— Problem description —
Report every line of the records that includes the word "name".

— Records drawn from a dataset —
■ ■ ■

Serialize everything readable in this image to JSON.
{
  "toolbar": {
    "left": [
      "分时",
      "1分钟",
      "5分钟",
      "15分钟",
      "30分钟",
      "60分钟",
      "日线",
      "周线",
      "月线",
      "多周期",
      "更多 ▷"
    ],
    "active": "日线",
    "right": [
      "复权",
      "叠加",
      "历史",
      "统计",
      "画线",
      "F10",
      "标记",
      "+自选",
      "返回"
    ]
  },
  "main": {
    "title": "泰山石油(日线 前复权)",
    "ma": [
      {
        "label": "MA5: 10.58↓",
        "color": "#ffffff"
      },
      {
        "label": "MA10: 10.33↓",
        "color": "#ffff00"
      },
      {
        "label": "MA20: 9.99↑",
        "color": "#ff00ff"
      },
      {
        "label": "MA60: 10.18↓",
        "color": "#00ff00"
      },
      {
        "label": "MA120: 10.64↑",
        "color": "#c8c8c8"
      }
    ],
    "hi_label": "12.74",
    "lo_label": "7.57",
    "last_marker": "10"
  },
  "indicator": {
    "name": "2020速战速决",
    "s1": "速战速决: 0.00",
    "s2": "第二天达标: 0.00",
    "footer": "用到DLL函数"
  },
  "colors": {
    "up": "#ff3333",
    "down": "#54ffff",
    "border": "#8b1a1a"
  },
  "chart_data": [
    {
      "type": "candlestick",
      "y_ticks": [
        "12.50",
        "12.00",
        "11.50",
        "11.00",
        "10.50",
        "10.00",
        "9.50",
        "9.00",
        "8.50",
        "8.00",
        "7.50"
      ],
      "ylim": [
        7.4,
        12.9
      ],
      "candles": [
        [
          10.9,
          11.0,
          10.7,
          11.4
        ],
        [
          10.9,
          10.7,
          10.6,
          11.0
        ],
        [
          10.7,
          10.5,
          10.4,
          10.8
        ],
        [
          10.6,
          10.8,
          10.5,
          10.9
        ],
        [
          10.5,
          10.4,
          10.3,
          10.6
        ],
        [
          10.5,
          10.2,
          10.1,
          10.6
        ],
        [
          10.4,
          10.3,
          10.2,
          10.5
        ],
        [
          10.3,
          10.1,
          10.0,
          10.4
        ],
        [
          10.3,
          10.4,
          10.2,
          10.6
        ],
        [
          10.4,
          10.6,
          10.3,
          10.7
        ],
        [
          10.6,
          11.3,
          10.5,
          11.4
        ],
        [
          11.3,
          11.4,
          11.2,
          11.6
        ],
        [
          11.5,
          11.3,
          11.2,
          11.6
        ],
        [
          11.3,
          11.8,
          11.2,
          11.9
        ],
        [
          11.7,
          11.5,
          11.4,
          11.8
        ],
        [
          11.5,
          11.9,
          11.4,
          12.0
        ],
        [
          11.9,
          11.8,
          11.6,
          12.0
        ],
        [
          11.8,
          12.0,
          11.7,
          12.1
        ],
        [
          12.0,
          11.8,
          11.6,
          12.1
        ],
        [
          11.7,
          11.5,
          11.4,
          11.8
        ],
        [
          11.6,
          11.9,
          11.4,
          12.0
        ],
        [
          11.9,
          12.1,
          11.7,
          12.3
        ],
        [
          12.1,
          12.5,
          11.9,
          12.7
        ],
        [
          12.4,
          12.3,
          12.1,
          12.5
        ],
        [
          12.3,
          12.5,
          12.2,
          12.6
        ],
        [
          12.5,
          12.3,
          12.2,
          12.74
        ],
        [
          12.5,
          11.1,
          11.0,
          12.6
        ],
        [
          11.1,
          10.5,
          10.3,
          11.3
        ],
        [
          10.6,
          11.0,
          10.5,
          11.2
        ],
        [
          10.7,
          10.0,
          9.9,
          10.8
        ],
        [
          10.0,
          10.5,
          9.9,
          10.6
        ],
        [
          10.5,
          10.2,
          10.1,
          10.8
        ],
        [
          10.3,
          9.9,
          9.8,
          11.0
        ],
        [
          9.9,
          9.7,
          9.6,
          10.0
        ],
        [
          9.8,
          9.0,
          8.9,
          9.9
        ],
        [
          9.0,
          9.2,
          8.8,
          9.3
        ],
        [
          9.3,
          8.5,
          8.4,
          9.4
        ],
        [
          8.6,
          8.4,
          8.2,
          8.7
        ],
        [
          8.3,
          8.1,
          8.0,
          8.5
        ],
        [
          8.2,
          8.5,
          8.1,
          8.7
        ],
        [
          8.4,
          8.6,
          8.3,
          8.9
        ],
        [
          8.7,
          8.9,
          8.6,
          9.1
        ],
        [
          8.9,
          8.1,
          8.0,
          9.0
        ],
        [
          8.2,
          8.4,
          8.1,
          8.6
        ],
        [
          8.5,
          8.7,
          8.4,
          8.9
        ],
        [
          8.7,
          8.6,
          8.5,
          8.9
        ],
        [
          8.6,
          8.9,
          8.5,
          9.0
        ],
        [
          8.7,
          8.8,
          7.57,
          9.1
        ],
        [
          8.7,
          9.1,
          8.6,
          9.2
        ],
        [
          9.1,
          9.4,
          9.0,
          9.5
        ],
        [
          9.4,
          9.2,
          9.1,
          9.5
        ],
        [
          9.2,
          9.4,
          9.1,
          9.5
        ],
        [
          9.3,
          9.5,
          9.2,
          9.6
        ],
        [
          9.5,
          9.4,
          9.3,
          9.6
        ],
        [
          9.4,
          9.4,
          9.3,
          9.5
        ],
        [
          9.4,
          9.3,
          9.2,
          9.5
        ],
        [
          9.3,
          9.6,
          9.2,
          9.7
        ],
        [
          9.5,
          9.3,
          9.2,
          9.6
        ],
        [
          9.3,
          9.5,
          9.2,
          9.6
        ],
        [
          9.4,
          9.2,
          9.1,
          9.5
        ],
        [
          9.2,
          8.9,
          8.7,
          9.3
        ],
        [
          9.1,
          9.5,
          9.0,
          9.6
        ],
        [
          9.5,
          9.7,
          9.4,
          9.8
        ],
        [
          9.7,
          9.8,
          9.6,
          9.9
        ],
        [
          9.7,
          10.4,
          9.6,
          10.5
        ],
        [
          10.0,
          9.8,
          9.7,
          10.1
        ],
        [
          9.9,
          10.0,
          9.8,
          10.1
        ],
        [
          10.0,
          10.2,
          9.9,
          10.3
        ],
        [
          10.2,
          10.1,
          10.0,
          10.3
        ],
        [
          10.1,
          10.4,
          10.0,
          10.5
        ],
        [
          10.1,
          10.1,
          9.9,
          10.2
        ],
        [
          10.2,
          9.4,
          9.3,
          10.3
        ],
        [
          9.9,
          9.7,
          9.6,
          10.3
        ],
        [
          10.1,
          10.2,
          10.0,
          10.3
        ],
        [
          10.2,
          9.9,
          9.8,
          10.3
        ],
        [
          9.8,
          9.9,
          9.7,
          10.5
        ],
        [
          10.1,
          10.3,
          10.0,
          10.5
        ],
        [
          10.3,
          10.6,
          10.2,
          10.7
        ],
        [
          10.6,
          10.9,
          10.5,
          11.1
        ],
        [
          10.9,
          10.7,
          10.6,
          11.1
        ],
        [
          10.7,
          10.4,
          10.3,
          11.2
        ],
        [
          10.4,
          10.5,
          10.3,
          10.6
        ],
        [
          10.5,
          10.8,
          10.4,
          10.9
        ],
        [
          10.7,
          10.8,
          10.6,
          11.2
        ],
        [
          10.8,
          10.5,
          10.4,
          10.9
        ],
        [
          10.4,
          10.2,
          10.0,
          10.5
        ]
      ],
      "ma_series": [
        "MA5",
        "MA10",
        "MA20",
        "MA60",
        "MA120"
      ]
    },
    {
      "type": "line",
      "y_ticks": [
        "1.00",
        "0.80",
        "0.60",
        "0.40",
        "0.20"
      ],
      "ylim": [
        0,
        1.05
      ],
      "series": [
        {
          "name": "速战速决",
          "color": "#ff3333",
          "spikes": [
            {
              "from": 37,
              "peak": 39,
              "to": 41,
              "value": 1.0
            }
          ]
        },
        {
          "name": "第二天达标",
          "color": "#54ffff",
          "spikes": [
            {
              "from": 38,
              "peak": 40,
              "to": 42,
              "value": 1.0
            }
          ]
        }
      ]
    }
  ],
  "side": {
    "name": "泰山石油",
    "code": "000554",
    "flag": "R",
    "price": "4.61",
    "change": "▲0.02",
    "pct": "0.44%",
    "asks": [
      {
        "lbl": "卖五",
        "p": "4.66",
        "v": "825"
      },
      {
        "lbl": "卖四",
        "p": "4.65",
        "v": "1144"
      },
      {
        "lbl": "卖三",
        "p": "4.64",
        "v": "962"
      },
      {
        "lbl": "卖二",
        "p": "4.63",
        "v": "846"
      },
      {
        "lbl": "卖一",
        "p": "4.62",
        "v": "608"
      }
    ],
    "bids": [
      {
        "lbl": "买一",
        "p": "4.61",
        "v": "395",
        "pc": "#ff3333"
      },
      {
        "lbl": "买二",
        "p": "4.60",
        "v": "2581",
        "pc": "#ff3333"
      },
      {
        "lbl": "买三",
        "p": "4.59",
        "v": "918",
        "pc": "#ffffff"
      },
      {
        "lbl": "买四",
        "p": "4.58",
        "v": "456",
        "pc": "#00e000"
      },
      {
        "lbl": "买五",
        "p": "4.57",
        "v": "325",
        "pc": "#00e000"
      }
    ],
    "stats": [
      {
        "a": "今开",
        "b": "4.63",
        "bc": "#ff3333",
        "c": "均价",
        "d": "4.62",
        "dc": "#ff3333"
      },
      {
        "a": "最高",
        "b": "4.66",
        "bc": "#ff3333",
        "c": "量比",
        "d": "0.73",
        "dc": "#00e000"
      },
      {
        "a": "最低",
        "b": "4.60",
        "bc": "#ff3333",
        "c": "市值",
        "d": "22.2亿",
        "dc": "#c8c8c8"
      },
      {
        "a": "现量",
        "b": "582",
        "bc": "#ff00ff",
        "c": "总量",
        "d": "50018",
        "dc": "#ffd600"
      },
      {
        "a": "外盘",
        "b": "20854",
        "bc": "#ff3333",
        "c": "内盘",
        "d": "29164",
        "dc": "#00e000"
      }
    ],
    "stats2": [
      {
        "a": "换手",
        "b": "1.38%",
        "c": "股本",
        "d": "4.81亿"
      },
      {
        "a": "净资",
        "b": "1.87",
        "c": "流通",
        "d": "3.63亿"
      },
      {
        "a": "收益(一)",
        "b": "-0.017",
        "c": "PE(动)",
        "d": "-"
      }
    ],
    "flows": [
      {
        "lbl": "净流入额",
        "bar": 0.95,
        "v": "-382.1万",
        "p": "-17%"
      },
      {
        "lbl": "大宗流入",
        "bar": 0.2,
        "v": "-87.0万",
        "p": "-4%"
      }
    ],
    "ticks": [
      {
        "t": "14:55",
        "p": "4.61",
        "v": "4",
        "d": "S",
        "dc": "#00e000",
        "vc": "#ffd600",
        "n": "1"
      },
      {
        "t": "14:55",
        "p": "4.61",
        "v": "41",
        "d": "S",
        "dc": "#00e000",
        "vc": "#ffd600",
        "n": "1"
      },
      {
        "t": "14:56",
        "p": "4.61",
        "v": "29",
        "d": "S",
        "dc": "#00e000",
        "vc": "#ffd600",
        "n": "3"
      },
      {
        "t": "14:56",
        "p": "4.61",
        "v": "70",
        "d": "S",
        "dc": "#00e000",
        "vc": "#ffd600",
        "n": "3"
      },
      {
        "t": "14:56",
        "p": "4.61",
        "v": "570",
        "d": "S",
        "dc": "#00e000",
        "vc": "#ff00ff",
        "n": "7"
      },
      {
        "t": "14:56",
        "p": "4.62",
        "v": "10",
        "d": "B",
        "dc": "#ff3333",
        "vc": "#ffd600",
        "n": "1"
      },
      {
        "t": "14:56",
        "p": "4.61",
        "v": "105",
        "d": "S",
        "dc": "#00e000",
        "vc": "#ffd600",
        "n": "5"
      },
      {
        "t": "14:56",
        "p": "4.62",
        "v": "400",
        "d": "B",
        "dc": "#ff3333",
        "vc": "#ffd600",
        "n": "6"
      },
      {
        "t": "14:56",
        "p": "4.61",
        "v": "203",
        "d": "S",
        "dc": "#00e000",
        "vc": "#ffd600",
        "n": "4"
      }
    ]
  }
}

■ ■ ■

— Solution for this problem —
    "name": "2020速战速决",
          "name": "速战速决",
          "name": "第二天达标",
    "name": "泰山石油",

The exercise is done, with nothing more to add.